» Exercise requirements: Where a line of the entries holds the string "monitor", copy that line.

» Data extracts:
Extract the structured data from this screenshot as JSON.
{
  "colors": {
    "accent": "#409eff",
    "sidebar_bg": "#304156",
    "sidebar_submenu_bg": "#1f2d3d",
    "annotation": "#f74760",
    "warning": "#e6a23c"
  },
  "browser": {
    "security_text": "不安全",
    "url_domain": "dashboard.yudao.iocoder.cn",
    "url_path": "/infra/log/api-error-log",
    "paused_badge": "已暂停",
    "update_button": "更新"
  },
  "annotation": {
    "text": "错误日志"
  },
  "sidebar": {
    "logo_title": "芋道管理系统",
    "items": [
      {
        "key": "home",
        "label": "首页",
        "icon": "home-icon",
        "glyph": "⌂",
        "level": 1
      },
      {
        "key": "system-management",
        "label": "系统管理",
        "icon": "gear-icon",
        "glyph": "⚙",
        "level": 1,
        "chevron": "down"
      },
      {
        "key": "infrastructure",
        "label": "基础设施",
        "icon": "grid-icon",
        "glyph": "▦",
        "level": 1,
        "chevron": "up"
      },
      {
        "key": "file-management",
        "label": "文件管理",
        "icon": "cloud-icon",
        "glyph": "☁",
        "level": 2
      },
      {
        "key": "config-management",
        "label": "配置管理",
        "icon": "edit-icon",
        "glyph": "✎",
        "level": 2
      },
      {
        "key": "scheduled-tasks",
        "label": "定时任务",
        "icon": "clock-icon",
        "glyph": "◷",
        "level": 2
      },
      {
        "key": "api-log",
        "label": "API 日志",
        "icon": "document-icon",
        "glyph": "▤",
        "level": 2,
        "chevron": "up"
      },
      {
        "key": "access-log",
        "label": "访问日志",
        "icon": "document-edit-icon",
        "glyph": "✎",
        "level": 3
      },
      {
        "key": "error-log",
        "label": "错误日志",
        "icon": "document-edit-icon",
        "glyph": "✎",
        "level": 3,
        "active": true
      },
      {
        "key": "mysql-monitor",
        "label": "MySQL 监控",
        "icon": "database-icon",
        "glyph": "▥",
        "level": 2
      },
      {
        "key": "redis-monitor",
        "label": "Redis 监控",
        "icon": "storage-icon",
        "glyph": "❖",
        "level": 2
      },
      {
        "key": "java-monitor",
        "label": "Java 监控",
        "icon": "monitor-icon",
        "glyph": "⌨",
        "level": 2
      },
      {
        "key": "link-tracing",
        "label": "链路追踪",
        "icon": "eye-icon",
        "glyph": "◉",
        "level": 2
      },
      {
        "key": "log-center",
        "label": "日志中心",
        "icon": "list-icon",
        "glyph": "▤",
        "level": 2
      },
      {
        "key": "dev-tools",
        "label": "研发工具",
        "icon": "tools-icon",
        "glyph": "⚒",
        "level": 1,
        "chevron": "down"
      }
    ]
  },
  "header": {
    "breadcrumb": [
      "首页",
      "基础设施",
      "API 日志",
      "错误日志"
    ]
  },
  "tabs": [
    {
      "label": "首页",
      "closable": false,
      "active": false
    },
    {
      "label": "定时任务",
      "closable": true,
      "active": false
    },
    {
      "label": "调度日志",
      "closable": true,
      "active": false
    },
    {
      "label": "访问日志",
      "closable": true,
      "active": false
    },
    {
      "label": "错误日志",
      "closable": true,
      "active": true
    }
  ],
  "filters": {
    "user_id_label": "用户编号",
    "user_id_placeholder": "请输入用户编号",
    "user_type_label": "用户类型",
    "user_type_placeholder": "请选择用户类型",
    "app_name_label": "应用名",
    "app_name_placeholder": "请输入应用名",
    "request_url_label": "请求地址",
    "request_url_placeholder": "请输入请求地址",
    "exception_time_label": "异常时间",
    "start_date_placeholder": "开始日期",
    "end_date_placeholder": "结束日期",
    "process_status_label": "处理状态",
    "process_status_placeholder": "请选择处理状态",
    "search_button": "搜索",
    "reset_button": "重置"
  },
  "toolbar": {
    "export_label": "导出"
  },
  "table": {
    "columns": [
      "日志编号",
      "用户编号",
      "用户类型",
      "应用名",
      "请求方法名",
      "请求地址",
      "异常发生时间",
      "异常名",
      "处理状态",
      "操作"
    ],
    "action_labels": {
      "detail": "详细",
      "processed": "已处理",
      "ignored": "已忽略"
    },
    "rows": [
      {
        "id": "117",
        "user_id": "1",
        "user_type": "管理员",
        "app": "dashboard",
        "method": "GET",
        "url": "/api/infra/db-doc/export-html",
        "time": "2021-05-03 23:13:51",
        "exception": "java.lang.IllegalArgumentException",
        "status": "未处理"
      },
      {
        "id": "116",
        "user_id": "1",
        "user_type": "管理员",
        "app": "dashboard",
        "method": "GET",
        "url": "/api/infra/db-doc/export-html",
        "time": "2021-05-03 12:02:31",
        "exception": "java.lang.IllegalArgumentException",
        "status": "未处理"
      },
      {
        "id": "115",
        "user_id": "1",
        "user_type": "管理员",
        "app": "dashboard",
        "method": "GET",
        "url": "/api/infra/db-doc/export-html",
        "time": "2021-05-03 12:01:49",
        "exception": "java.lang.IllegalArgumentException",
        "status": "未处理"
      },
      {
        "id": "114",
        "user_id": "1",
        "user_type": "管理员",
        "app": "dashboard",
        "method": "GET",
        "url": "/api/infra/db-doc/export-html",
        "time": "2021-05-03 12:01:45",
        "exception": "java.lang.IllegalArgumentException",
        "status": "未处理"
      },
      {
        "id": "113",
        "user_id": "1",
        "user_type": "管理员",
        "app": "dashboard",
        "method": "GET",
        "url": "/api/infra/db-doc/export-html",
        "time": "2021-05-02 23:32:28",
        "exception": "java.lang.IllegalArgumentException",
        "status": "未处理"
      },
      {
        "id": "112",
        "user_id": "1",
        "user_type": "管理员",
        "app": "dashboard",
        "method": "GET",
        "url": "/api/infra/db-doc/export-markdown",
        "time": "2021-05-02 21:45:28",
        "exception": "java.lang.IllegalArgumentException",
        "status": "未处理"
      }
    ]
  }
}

» Solution:
        "key": "mysql-monitor",
        "key": "redis-monitor",
        "key": "java-monitor",
        "icon": "monitor-icon",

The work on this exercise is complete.